Pictures are to be omitted, and every entry below is to be restated exactly.

Records for the task START

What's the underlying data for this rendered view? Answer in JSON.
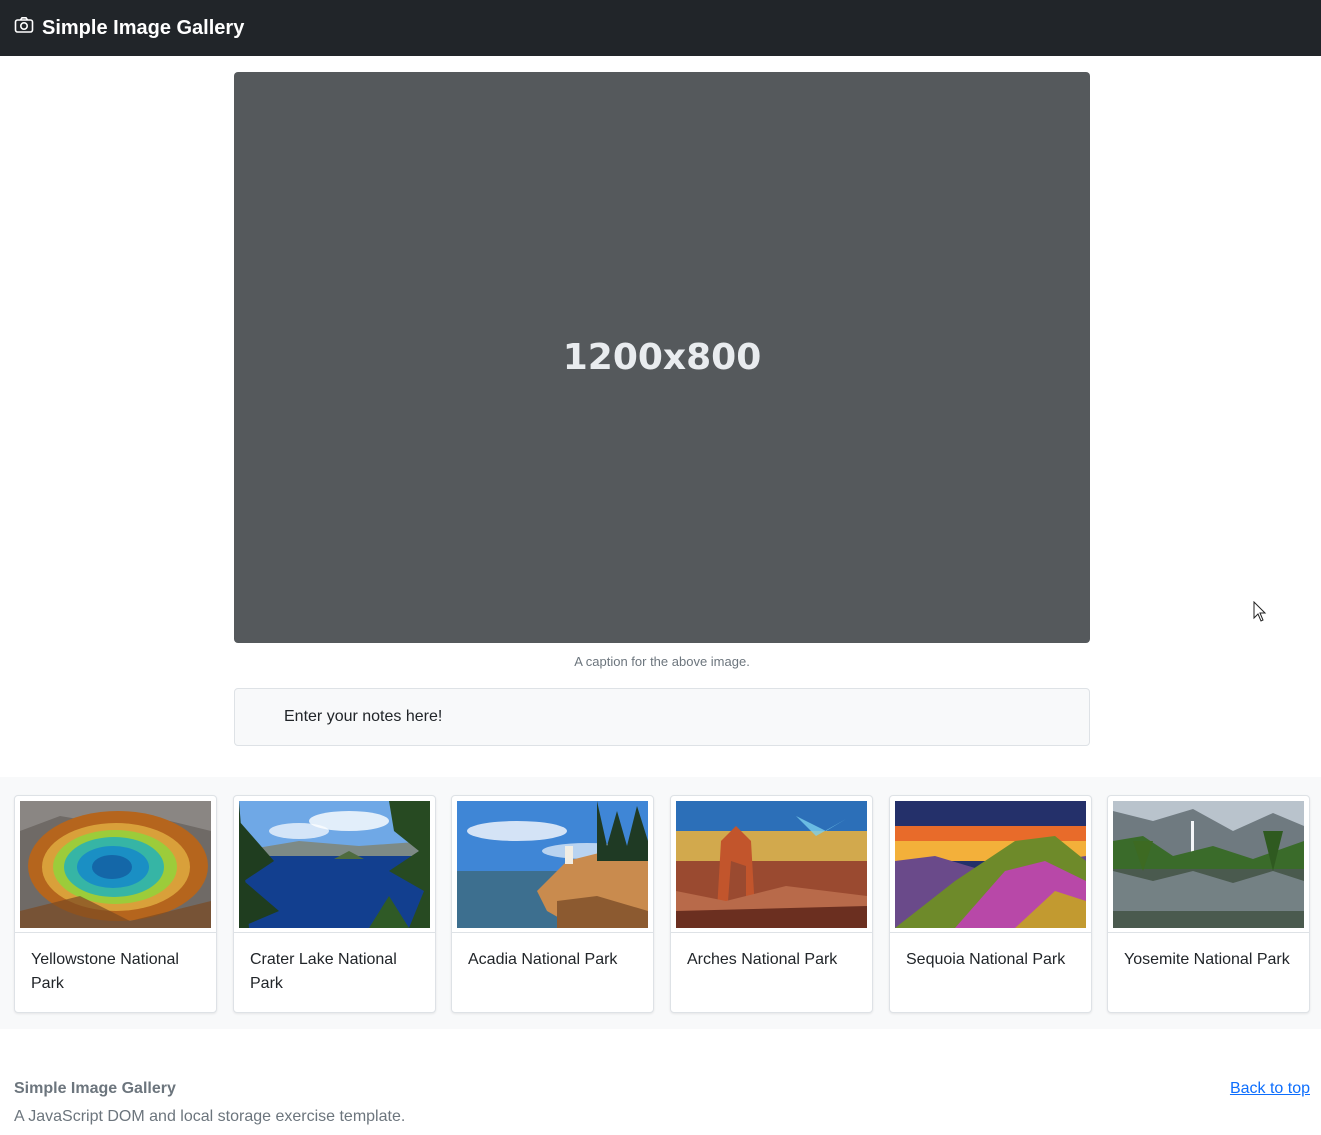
{
  "navbar": {
    "brand": "Simple Image Gallery",
    "icon": "camera-icon"
  },
  "main": {
    "placeholder_text": "1200x800",
    "caption": "A caption for the above image.",
    "notes_placeholder": "Enter your notes here!"
  },
  "gallery": [
    {
      "title": "Yellowstone National Park",
      "image": "yellowstone-hot-spring"
    },
    {
      "title": "Crater Lake National Park",
      "image": "crater-lake"
    },
    {
      "title": "Acadia National Park",
      "image": "acadia-lighthouse-coast"
    },
    {
      "title": "Arches National Park",
      "image": "delicate-arch-sunset"
    },
    {
      "title": "Sequoia National Park",
      "image": "sequoia-sunset-hills"
    },
    {
      "title": "Yosemite National Park",
      "image": "yosemite-valley-reflection"
    }
  ],
  "footer": {
    "title": "Simple Image Gallery",
    "description": "A JavaScript DOM and local storage exercise template.",
    "back_to_top": "Back to top"
  },
  "colors": {
    "navbar_bg": "#212529",
    "placeholder_bg": "#55595c",
    "link": "#0d6efd",
    "muted": "#6c757d"
  }
}
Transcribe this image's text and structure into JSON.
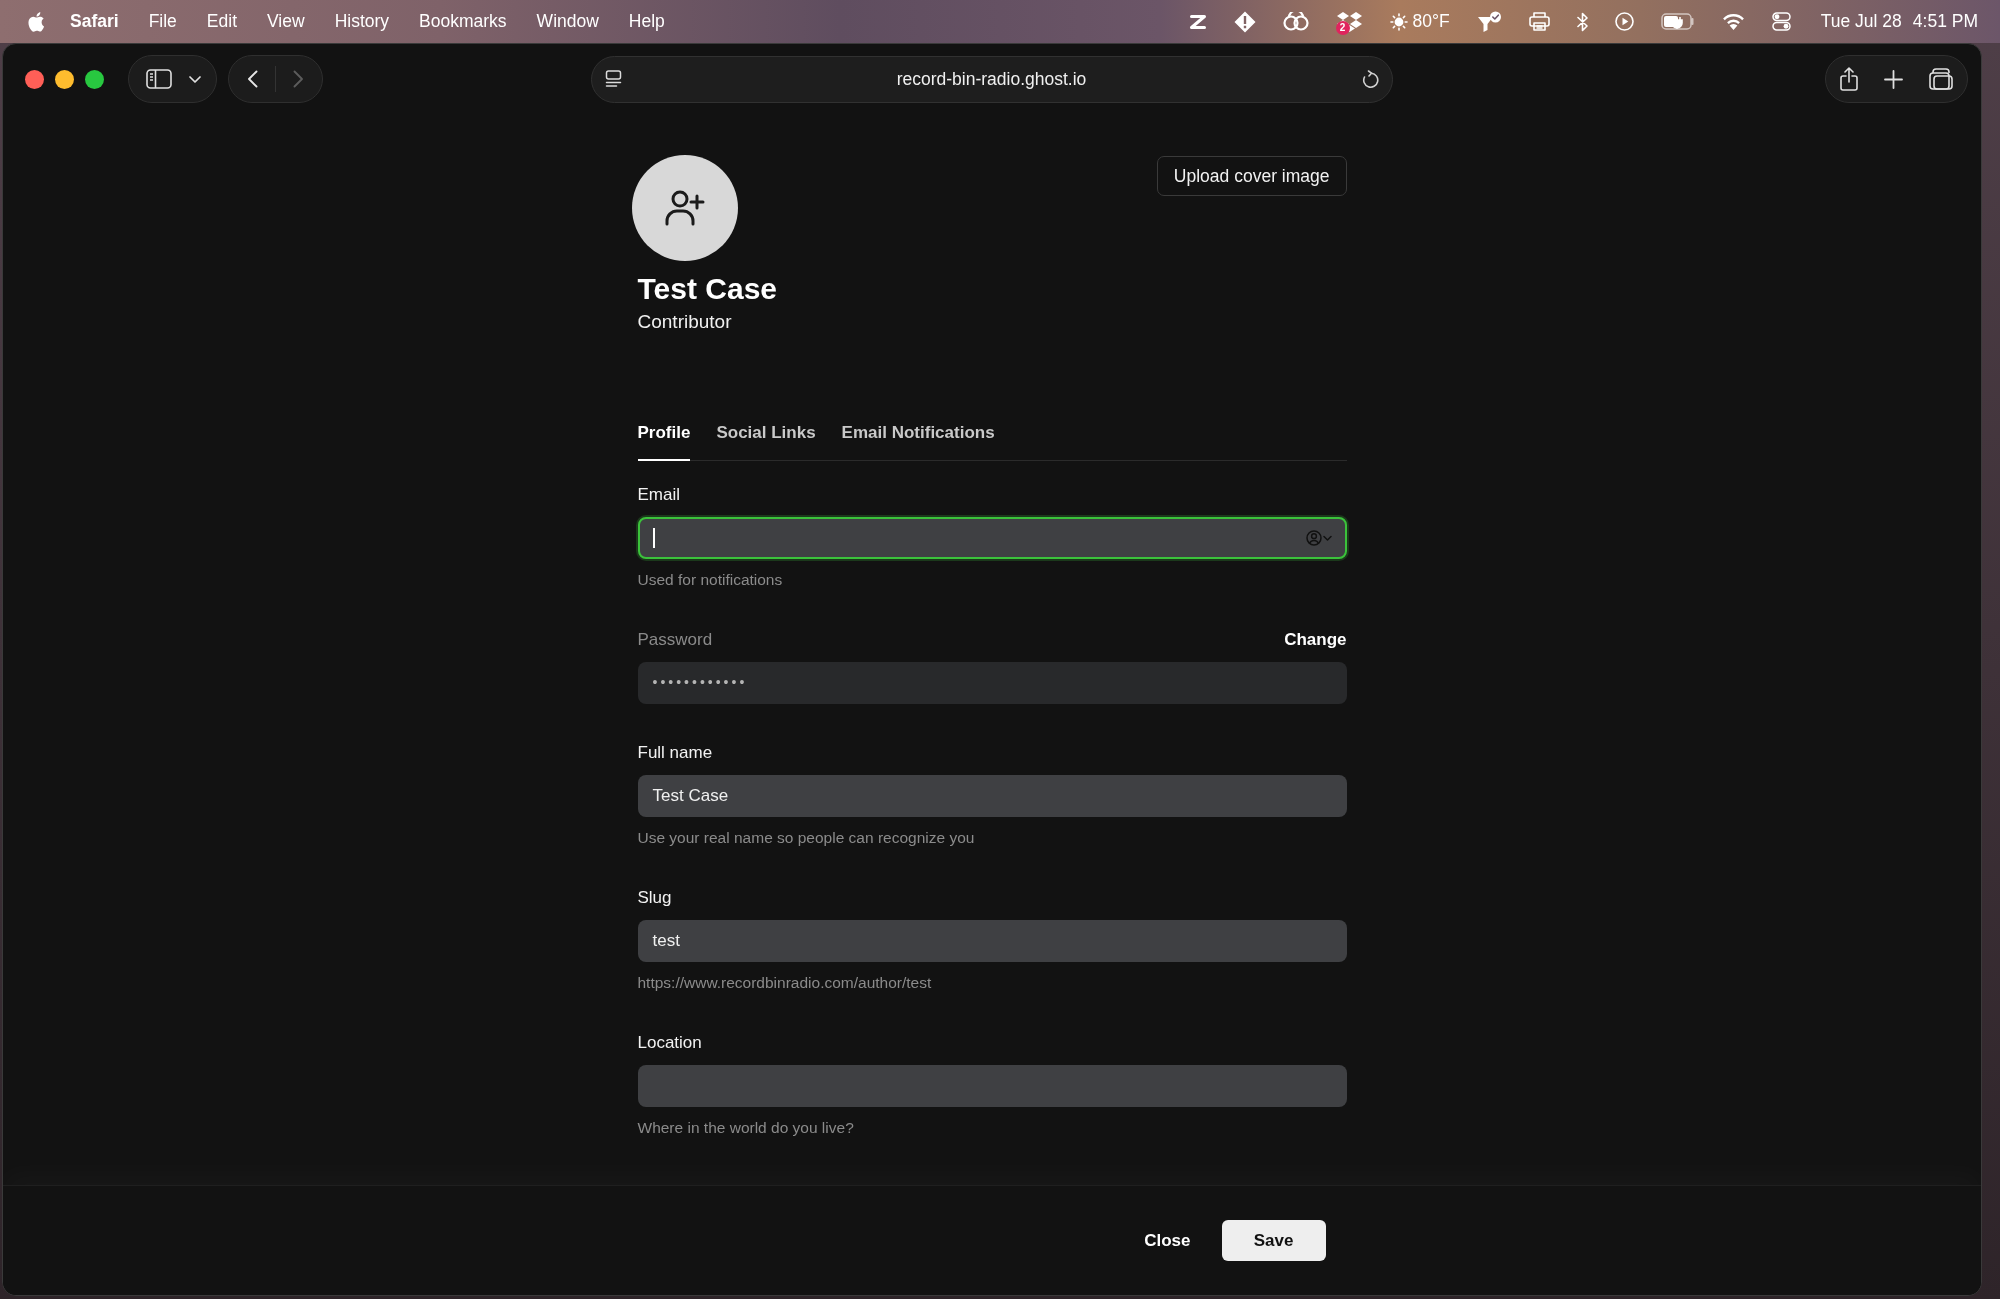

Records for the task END

Your response:
What's the underlying data for this rendered view? Answer in JSON.
{
  "navbar": {
    "brand": "Simple Image Gallery",
    "icon": "camera-icon"
  },
  "main": {
    "placeholder_text": "1200x800",
    "caption": "A caption for the above image.",
    "notes_placeholder": "Enter your notes here!"
  },
  "gallery": [
    {
      "title": "Yellowstone National Park",
      "image": "yellowstone-hot-spring"
    },
    {
      "title": "Crater Lake National Park",
      "image": "crater-lake"
    },
    {
      "title": "Acadia National Park",
      "image": "acadia-lighthouse-coast"
    },
    {
      "title": "Arches National Park",
      "image": "delicate-arch-sunset"
    },
    {
      "title": "Sequoia National Park",
      "image": "sequoia-sunset-hills"
    },
    {
      "title": "Yosemite National Park",
      "image": "yosemite-valley-reflection"
    }
  ],
  "footer": {
    "title": "Simple Image Gallery",
    "description": "A JavaScript DOM and local storage exercise template.",
    "back_to_top": "Back to top"
  },
  "colors": {
    "navbar_bg": "#212529",
    "placeholder_bg": "#55595c",
    "link": "#0d6efd",
    "muted": "#6c757d"
  }
}
Transcribe this image's text and structure into JSON.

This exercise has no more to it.